http://hu.wikipedia.org/wiki/Hars%C3%A1nyi_J%C3%A1nos

For the record, as Neumann, Harsanyi was also born in a Hungarian jewish family, and actually they went to the same secondary school in Budapest (together with another Nobel-prize winner, Eugene Wigner, who also participated in the Manhattan program with Neumenn). You can read some interesting stories about them in a nice book by Kati Marton: The Great Escape: Nine Jews Who Fled Hitler and Changed the World

on June 29, 2012 at 2:49 pm |Peter GerdesThe remark about him being Jewish is to fend off the unfortunate dialectic that has developed in some communities equating doveishness on Iran with opposition or even hatred of Isreal. But the emphasis is not going to convince anyone and will likely backfire.

I don’t think the idea here is so much about games of incomplete information (though that could be relevant as well) but simply about games with stochastic outcomes, i.e., a puppeted third player whose strategy (presumably known to the standard players) which dictates a probability function over possible plays at each of their turns. For instance, each round their might be a probability of a nuclear or conventional war with that probability dependent on prior actions.

But the people who research this just aren’t as famous.

—

Ohh, and the idea that you minimize the harm is just ridiculus. By von Neumann and Morgenstein’s definition of utility the optimal choice is always to maximize your expected value.

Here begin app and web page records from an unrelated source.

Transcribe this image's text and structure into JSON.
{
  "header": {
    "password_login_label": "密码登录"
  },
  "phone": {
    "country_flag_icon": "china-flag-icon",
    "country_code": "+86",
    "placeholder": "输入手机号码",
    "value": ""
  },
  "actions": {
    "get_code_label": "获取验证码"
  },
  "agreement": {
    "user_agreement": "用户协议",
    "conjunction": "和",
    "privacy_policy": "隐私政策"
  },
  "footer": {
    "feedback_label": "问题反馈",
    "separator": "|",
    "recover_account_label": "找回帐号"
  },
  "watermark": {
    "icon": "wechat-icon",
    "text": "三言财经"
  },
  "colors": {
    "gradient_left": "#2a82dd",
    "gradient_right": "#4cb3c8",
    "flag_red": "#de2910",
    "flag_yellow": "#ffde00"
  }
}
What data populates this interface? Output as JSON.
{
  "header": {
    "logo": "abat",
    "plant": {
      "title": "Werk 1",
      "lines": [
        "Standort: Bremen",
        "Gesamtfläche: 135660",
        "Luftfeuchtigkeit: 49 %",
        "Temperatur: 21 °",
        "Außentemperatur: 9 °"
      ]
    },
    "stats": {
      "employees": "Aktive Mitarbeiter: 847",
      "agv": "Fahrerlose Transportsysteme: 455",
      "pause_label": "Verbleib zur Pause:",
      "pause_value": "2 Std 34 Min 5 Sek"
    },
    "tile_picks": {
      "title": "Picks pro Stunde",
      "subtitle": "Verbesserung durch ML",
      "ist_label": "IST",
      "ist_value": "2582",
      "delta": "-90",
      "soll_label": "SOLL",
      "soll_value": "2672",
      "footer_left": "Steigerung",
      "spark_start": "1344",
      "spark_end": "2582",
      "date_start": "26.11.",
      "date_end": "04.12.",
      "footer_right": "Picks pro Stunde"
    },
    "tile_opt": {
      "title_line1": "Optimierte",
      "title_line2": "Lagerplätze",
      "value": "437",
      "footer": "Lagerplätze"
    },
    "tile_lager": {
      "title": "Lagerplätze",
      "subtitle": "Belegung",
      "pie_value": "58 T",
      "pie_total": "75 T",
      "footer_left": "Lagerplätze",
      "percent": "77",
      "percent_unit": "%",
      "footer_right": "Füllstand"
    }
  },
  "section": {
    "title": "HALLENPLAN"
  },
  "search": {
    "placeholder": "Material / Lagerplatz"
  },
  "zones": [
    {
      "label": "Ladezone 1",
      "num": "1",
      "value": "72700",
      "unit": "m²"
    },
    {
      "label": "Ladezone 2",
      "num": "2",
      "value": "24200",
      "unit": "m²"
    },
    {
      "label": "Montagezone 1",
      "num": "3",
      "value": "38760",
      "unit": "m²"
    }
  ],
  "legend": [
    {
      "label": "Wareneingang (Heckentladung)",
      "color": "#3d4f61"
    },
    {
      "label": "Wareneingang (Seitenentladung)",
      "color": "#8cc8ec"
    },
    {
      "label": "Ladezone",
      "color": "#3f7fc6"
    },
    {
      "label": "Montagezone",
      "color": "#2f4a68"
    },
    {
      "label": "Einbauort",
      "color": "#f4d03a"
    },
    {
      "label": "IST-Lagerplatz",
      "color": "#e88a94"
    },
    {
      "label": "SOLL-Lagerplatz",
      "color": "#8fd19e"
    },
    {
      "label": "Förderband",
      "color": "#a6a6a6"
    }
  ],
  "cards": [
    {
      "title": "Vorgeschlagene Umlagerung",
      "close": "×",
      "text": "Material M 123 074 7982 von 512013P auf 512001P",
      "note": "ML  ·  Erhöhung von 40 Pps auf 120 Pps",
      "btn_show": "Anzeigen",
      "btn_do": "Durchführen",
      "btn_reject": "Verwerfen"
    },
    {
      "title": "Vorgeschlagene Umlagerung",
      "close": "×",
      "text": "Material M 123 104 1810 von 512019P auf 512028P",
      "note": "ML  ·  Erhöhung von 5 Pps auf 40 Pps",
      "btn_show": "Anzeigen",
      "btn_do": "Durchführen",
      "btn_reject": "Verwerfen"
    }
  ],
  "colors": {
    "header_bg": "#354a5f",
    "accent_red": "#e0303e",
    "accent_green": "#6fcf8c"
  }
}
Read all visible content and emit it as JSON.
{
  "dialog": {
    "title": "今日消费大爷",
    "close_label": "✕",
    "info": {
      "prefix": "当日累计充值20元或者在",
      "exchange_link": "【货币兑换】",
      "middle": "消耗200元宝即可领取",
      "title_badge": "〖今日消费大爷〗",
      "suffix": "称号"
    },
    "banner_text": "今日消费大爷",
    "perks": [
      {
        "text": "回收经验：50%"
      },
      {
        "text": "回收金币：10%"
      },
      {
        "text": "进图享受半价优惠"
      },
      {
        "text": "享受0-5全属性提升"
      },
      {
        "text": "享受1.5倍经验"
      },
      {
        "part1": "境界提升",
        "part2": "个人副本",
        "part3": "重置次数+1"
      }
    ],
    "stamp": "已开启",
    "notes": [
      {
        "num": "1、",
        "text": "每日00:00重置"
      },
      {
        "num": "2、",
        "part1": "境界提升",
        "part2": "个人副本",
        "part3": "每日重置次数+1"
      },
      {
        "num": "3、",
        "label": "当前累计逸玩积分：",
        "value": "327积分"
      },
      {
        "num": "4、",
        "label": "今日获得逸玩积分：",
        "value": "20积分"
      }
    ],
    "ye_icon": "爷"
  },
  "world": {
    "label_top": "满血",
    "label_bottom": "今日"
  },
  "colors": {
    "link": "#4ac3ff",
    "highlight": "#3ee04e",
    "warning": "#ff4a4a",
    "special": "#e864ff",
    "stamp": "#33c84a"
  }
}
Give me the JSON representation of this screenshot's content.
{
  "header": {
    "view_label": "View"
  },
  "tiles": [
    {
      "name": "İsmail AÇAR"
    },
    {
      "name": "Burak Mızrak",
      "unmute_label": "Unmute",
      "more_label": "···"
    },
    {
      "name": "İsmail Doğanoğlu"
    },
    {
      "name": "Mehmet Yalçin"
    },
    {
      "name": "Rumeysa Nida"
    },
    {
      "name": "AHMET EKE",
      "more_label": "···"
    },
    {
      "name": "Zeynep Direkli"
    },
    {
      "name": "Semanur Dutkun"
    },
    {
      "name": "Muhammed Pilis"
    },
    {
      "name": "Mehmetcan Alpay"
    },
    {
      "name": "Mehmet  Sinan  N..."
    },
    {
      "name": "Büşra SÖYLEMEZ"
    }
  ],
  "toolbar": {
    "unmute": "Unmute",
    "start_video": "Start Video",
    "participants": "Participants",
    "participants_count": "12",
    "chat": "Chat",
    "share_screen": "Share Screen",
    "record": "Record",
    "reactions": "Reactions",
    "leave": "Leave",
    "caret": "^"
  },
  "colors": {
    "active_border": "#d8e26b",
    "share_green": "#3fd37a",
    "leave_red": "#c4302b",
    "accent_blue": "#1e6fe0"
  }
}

on July 3, 2012 at 9:49 pm |PhiloThis makes no sense, even if this were a correct portrayal of the methodology, since minimizing harm in this case implies nothing—the worse case scenario is nuclear annihilation either way.